───── Extracted entries
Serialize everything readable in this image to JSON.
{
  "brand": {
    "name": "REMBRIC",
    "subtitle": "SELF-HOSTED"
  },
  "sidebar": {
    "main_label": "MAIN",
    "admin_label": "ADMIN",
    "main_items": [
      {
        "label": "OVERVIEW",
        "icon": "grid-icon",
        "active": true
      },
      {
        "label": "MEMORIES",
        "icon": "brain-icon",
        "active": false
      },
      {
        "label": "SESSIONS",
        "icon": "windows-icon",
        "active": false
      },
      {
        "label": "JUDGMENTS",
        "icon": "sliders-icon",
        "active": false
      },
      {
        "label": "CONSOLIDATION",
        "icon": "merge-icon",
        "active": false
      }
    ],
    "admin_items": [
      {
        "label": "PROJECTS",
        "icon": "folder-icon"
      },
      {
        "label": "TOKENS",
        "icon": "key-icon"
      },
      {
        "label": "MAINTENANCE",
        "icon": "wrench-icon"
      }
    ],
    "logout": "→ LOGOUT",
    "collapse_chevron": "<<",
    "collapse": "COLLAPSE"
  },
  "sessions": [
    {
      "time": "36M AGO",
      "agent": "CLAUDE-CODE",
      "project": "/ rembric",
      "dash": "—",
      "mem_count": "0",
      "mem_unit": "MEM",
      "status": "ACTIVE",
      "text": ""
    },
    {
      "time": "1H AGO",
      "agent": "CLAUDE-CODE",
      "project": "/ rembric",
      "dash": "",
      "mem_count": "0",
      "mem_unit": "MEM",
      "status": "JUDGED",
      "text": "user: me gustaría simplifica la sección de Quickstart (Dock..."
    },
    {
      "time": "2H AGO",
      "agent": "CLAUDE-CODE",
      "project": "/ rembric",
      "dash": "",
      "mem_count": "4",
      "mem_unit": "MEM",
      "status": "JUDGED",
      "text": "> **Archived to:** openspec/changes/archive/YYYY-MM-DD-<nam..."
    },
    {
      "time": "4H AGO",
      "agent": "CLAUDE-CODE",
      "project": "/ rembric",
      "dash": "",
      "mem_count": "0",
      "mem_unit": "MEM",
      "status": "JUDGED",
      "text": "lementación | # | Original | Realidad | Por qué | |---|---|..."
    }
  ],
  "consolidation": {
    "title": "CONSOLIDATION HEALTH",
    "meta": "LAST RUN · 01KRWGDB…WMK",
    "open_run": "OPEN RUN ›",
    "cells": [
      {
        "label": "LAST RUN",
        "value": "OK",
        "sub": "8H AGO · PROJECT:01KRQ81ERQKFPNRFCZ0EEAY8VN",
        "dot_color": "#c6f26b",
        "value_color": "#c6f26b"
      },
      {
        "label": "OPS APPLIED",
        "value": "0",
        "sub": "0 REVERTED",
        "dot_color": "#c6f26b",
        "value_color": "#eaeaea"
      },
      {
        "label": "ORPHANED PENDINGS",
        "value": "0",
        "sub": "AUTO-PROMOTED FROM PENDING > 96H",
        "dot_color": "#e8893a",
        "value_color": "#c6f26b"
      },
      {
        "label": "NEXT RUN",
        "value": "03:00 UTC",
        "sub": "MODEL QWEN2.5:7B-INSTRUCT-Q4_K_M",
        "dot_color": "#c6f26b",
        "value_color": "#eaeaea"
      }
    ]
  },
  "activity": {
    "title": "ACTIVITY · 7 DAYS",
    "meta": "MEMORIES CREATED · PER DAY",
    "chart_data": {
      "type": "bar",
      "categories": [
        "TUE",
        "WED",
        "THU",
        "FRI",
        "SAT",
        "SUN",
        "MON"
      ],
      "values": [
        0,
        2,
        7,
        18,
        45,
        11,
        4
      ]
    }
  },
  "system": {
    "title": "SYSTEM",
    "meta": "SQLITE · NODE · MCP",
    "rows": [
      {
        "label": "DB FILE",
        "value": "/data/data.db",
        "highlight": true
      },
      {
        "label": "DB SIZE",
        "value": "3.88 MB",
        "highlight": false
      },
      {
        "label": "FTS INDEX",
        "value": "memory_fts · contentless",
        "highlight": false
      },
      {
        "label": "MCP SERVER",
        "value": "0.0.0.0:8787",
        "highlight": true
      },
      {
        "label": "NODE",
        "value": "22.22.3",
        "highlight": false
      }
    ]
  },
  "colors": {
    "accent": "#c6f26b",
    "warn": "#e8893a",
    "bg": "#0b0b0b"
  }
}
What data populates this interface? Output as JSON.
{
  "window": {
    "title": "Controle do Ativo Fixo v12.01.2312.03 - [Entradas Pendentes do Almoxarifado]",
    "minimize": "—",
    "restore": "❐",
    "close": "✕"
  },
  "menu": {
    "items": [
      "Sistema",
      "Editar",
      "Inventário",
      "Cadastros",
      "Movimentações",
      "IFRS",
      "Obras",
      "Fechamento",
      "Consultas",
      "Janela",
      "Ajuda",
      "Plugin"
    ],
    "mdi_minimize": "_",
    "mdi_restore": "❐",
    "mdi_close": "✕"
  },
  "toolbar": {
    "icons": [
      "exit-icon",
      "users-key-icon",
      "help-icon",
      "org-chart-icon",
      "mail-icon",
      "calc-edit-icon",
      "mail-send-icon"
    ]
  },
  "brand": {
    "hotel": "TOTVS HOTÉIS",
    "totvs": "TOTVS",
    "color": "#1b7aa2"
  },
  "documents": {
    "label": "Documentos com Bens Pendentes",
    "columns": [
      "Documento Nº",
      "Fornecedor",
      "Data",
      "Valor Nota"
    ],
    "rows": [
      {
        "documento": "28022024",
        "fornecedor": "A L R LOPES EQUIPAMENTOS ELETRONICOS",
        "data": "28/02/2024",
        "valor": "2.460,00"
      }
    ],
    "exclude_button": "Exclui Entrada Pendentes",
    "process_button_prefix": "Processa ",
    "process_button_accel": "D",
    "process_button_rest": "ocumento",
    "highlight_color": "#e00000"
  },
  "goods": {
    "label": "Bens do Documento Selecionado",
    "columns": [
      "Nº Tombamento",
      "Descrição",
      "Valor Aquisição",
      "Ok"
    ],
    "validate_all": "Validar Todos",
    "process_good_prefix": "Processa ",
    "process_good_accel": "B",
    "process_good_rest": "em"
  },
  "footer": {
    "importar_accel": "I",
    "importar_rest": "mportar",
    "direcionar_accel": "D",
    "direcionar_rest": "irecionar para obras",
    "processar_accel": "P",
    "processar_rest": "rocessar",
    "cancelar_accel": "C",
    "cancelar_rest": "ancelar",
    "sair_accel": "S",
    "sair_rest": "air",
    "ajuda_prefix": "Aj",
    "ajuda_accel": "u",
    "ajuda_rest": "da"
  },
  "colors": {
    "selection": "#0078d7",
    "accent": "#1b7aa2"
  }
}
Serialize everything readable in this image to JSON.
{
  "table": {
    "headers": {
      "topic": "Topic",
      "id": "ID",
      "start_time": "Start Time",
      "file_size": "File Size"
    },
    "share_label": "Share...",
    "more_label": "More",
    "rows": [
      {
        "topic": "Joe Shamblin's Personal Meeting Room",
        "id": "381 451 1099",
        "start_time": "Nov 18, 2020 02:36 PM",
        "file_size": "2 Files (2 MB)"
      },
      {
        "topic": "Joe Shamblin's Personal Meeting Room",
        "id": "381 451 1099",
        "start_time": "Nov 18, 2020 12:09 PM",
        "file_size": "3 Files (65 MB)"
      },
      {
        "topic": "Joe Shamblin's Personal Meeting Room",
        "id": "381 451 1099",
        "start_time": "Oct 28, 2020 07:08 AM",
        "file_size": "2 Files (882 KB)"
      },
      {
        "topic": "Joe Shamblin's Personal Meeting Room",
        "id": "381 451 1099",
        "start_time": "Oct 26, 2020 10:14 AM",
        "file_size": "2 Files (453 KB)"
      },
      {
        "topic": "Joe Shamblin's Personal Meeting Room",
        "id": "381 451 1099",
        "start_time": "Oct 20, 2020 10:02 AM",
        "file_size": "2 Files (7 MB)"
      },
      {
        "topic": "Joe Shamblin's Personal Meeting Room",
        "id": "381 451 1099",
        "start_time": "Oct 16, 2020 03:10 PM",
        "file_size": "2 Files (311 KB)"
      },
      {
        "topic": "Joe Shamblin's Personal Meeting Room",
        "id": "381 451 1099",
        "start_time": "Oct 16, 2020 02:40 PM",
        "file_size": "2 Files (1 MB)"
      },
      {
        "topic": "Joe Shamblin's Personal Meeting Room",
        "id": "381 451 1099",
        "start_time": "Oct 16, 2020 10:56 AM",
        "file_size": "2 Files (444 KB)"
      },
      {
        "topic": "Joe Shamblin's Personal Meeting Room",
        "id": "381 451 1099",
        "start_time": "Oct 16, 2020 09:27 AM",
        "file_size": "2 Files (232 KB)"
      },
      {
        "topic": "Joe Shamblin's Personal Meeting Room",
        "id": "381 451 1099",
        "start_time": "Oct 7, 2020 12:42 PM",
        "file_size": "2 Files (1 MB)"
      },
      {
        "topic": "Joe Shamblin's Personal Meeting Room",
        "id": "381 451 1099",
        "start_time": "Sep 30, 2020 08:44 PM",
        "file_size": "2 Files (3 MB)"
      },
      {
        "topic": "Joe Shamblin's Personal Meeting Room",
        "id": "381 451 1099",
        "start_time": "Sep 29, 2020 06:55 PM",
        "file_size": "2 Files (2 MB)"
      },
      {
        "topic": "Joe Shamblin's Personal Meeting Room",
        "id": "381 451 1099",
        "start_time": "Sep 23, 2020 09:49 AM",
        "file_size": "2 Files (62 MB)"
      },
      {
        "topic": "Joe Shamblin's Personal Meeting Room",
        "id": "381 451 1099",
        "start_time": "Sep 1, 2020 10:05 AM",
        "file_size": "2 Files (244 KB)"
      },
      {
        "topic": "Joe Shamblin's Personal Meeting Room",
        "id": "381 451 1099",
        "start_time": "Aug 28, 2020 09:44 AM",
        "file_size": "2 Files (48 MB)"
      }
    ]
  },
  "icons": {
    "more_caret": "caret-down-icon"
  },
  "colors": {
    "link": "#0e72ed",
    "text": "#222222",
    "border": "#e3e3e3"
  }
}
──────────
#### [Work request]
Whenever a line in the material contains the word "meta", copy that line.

#### [Problem solution]
    "meta": "LAST RUN · 01KRWGDB…WMK",
    "meta": "MEMORIES CREATED · PER DAY",
    "meta": "SQLITE · NODE · MCP",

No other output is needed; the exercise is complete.